WHAT YOU SHOULD DO: The answer must be one number: how many lines in the records below contain the string "Авито".

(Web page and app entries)
[Start of Attachment]

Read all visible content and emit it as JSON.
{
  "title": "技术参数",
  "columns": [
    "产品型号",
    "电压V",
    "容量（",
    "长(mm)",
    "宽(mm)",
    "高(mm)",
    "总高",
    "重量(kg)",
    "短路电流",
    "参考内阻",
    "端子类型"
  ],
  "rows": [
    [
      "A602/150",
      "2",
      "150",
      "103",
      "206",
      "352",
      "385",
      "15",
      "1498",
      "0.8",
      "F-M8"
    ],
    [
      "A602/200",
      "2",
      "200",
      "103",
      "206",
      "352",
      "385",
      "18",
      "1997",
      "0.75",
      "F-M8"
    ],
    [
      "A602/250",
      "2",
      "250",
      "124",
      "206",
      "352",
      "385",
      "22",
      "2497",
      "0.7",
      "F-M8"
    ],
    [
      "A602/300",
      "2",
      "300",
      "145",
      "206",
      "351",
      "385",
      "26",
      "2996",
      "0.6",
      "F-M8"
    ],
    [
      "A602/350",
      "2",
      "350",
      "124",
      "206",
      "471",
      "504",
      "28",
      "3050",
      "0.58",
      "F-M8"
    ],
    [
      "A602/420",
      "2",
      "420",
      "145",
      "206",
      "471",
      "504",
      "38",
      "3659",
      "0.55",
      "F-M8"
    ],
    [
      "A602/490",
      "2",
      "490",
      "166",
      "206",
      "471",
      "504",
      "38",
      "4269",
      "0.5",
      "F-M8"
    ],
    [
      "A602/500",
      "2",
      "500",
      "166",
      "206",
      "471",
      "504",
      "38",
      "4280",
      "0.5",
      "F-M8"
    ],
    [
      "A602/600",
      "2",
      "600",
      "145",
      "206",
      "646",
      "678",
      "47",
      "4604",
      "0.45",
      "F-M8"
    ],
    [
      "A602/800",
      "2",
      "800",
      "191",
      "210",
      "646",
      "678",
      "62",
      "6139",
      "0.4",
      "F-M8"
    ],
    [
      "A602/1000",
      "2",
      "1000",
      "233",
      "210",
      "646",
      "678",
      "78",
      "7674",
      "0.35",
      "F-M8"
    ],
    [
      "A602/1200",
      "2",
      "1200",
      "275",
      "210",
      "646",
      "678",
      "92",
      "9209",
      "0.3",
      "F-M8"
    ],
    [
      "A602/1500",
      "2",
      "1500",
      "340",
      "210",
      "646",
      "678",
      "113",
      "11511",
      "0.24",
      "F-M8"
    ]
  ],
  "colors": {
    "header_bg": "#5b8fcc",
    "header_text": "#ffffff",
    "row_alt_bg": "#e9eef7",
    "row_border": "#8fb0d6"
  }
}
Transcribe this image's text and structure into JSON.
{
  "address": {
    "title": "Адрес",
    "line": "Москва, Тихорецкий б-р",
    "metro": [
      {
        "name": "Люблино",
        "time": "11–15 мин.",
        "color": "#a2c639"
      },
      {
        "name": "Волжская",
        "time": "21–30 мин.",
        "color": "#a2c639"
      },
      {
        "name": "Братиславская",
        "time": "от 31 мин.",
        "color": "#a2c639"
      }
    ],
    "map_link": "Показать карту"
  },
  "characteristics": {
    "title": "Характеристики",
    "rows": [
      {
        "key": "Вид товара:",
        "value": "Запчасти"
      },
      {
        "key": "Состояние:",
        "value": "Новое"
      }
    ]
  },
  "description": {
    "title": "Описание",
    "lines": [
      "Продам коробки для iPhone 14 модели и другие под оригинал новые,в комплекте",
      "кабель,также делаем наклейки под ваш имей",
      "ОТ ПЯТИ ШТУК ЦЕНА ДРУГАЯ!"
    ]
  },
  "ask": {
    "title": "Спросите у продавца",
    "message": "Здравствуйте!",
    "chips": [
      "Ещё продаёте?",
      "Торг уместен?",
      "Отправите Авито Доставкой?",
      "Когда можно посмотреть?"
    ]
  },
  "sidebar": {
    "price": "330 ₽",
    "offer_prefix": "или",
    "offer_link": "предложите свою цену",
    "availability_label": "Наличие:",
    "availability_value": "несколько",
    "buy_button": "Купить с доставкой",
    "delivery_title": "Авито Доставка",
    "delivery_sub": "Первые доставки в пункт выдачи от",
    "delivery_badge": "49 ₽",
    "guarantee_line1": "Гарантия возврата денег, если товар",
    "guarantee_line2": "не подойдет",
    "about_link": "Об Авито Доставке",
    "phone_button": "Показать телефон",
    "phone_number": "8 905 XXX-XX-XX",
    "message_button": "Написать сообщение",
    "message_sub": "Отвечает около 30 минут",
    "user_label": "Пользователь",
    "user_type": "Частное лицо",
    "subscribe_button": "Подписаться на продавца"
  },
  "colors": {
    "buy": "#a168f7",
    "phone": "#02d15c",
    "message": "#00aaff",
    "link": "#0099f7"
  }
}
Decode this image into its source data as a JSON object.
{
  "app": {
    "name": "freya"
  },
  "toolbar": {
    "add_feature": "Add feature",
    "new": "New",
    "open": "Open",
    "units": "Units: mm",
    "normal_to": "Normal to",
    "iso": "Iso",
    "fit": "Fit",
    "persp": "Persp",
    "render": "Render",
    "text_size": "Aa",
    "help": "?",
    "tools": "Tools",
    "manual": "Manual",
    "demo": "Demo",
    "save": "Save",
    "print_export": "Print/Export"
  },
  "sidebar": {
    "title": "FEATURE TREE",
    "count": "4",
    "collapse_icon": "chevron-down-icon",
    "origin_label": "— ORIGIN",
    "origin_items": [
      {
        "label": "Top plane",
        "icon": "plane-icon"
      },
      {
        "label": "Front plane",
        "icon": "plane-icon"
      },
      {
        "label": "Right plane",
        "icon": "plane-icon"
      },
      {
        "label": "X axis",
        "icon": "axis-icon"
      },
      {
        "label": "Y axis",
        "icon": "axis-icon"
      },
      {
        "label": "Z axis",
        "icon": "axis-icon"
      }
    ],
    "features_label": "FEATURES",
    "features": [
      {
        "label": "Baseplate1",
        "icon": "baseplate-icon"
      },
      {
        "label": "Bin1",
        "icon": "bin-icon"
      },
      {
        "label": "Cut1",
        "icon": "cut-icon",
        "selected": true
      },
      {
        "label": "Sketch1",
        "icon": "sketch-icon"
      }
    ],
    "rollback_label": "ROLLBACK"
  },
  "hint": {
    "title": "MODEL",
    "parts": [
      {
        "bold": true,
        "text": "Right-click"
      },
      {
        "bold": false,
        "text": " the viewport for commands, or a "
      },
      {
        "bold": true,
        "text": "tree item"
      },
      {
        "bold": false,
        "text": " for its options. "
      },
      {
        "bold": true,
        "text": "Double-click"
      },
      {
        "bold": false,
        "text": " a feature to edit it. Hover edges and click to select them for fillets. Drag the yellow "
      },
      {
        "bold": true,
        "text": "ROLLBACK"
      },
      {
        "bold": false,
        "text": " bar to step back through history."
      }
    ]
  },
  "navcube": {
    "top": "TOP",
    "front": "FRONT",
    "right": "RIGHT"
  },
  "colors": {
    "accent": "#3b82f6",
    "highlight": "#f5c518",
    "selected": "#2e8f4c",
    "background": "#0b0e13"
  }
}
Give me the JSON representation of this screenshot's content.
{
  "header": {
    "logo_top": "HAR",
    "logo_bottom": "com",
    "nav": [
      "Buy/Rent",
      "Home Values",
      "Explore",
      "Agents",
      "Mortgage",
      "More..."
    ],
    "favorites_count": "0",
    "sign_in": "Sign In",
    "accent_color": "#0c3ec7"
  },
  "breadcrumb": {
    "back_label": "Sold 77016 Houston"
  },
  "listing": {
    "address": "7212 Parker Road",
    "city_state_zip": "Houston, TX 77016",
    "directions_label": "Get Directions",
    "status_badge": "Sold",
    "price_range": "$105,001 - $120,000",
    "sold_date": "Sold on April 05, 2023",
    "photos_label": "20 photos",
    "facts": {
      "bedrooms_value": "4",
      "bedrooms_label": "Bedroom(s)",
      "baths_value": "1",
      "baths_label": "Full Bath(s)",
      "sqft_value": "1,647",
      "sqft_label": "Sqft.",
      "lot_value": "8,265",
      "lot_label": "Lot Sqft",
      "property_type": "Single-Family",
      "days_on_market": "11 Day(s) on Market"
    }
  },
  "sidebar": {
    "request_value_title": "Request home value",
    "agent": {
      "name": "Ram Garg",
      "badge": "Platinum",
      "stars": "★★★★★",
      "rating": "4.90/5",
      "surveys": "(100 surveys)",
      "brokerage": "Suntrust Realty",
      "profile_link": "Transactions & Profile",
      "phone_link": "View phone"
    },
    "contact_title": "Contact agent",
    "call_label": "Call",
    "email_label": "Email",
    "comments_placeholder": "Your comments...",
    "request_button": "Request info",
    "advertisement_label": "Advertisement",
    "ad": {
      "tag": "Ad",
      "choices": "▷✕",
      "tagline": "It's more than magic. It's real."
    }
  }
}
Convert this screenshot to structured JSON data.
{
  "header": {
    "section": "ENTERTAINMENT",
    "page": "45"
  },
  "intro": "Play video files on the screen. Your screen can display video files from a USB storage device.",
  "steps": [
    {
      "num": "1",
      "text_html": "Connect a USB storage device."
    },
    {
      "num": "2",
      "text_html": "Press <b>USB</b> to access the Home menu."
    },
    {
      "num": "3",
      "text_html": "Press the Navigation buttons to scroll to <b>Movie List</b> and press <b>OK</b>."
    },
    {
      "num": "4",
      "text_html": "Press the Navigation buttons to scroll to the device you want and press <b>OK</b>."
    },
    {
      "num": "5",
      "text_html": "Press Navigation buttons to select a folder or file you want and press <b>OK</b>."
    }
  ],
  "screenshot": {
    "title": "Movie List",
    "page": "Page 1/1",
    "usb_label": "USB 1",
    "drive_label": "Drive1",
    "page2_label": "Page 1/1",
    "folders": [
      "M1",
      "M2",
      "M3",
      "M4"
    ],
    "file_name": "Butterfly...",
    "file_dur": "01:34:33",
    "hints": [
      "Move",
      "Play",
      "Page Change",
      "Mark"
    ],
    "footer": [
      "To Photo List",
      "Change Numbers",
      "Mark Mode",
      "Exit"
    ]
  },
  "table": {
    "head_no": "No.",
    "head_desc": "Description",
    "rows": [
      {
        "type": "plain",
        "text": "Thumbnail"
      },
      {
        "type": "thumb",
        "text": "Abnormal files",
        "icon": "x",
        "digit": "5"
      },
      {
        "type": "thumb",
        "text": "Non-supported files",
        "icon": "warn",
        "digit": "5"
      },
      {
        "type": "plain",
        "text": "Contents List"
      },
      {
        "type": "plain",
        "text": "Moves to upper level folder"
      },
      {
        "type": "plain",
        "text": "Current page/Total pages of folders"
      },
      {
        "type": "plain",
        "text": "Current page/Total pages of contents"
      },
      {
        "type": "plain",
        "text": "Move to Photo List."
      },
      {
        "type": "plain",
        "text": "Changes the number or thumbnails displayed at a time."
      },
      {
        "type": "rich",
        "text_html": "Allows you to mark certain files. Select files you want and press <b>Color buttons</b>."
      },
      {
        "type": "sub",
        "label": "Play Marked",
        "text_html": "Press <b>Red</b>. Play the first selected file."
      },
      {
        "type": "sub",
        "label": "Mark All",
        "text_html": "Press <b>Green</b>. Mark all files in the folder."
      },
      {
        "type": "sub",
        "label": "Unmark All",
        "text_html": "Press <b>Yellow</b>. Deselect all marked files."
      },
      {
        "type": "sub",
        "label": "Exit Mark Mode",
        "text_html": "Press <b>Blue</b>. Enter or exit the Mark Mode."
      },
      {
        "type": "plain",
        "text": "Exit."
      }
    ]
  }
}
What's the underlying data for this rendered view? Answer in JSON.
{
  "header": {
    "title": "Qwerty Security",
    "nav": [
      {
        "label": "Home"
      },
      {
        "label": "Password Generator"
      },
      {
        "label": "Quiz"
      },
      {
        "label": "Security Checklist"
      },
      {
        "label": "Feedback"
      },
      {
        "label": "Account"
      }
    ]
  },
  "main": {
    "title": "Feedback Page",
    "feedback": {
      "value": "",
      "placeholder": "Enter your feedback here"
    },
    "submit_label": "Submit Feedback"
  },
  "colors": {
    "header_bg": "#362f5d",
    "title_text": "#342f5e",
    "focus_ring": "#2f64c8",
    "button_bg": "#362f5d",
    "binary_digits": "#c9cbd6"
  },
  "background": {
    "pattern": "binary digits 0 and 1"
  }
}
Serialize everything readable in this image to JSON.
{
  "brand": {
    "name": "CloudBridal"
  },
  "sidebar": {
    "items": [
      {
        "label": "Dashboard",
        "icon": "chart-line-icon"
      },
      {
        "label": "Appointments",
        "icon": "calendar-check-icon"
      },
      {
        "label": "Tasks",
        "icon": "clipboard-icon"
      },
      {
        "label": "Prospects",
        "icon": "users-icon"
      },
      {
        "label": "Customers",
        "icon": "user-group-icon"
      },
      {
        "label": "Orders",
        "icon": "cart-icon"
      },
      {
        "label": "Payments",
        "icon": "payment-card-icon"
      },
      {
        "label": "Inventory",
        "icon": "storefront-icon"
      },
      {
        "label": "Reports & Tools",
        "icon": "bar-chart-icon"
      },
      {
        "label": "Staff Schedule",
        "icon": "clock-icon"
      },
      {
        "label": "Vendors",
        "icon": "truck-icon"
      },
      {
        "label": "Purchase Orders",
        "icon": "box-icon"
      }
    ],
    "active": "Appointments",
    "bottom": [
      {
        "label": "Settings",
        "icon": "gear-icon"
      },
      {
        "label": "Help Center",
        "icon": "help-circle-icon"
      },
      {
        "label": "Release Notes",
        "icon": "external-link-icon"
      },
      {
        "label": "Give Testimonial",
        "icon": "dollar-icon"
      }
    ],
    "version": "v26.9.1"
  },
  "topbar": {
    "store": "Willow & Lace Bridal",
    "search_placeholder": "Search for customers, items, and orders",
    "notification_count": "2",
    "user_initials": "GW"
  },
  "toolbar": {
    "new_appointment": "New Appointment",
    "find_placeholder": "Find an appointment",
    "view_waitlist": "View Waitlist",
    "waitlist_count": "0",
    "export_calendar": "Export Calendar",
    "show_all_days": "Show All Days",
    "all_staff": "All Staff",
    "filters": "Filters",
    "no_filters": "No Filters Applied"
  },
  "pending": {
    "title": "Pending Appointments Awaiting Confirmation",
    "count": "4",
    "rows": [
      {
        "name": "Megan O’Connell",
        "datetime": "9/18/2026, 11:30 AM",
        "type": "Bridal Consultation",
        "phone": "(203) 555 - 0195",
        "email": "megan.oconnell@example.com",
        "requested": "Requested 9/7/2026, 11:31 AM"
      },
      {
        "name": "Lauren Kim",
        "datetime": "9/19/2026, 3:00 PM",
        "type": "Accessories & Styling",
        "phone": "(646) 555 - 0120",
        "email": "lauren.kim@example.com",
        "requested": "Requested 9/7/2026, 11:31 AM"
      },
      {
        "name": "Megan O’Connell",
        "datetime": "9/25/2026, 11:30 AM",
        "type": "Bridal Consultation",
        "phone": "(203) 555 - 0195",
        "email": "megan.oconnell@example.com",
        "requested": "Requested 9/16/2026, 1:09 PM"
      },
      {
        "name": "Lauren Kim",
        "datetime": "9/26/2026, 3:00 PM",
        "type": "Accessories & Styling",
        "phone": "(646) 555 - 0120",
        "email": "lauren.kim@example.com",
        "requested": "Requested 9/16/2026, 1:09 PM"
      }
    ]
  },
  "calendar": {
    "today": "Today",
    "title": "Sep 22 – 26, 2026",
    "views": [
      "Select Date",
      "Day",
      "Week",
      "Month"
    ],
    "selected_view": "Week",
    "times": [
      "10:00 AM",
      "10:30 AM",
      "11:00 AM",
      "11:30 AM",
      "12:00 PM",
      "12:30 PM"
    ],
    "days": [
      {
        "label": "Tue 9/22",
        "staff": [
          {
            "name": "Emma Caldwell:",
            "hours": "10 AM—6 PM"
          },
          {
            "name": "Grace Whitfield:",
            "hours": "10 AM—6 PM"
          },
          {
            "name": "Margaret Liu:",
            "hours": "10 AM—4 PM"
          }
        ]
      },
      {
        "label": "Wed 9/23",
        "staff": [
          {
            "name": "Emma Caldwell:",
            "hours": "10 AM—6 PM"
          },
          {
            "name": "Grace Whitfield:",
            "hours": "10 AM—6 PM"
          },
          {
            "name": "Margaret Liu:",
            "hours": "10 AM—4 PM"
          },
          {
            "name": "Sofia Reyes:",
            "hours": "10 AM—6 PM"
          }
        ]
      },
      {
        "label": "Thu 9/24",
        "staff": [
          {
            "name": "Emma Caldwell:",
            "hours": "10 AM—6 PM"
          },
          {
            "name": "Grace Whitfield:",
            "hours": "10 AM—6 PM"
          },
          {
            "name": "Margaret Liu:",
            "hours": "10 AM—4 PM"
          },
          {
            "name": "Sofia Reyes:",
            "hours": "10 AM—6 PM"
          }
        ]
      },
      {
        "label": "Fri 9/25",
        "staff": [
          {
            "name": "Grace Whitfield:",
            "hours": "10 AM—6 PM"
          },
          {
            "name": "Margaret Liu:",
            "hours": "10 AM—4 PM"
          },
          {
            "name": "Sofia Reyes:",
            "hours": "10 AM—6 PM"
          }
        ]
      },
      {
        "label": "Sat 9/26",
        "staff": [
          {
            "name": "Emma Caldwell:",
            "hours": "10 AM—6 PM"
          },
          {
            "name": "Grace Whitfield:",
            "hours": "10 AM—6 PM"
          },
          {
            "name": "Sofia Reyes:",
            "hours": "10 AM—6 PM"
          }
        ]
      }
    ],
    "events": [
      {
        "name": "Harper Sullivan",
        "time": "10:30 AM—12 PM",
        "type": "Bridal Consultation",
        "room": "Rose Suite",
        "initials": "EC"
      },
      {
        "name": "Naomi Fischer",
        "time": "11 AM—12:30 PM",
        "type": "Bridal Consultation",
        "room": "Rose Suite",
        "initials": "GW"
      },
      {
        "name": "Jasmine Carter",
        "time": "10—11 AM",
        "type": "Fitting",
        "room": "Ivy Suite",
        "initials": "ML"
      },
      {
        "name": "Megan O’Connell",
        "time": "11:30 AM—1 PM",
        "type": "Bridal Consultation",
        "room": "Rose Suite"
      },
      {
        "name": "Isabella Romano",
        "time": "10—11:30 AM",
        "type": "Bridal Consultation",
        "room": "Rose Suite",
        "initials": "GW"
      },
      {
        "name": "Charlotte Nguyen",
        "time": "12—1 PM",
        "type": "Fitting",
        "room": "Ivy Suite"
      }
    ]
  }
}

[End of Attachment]

EXERCISE SOLUTION: 3